START GIVEN RECORDS
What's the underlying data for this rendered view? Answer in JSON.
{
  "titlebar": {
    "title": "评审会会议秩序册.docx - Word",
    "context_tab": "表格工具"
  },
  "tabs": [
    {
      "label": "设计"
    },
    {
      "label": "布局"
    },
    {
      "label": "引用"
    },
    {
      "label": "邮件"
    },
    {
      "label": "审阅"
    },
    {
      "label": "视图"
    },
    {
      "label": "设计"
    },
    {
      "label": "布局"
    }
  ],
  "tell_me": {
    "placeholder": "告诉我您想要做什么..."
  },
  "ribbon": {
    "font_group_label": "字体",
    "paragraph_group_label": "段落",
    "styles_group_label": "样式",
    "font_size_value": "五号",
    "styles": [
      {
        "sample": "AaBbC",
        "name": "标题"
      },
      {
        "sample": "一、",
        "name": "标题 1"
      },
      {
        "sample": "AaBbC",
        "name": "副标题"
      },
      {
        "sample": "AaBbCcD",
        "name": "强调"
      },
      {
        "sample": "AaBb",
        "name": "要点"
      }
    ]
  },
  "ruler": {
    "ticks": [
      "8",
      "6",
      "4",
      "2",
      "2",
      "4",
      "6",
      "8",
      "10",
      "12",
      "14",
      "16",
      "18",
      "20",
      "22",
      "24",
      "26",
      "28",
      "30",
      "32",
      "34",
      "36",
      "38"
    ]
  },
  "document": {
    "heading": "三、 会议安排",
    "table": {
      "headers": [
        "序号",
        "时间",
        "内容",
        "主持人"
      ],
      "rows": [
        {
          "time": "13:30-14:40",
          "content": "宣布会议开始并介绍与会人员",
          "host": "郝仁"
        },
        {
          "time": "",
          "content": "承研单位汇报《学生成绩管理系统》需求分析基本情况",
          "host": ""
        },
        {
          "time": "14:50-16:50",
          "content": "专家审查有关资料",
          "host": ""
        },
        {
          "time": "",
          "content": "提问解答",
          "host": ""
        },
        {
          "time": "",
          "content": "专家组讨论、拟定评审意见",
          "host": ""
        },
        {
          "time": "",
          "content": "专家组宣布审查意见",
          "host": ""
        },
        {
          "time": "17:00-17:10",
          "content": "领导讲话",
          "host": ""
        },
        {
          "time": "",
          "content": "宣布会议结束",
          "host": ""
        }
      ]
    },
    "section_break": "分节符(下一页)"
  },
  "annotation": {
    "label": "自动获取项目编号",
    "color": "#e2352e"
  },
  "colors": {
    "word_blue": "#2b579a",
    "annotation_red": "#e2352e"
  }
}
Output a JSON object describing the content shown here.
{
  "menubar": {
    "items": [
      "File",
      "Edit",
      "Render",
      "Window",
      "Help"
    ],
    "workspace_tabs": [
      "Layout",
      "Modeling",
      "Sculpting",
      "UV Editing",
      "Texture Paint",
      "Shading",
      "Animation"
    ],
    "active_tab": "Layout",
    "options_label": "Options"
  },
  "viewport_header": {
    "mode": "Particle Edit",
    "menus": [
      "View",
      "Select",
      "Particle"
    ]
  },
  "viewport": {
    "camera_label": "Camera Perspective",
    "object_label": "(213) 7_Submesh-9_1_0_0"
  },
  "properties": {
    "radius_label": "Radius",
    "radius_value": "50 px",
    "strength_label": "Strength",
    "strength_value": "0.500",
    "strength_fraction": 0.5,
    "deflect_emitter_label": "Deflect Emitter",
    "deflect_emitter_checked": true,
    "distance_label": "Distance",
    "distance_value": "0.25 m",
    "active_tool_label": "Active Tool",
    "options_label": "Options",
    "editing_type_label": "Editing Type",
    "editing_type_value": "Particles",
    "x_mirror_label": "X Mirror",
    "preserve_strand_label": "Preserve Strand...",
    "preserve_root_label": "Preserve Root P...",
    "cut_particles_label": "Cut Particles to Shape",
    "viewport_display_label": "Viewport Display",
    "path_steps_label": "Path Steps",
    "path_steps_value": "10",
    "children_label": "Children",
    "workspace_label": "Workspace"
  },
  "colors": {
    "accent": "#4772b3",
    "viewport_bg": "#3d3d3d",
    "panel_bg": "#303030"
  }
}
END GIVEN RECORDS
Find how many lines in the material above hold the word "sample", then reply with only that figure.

» WRITTEN ANSWER
5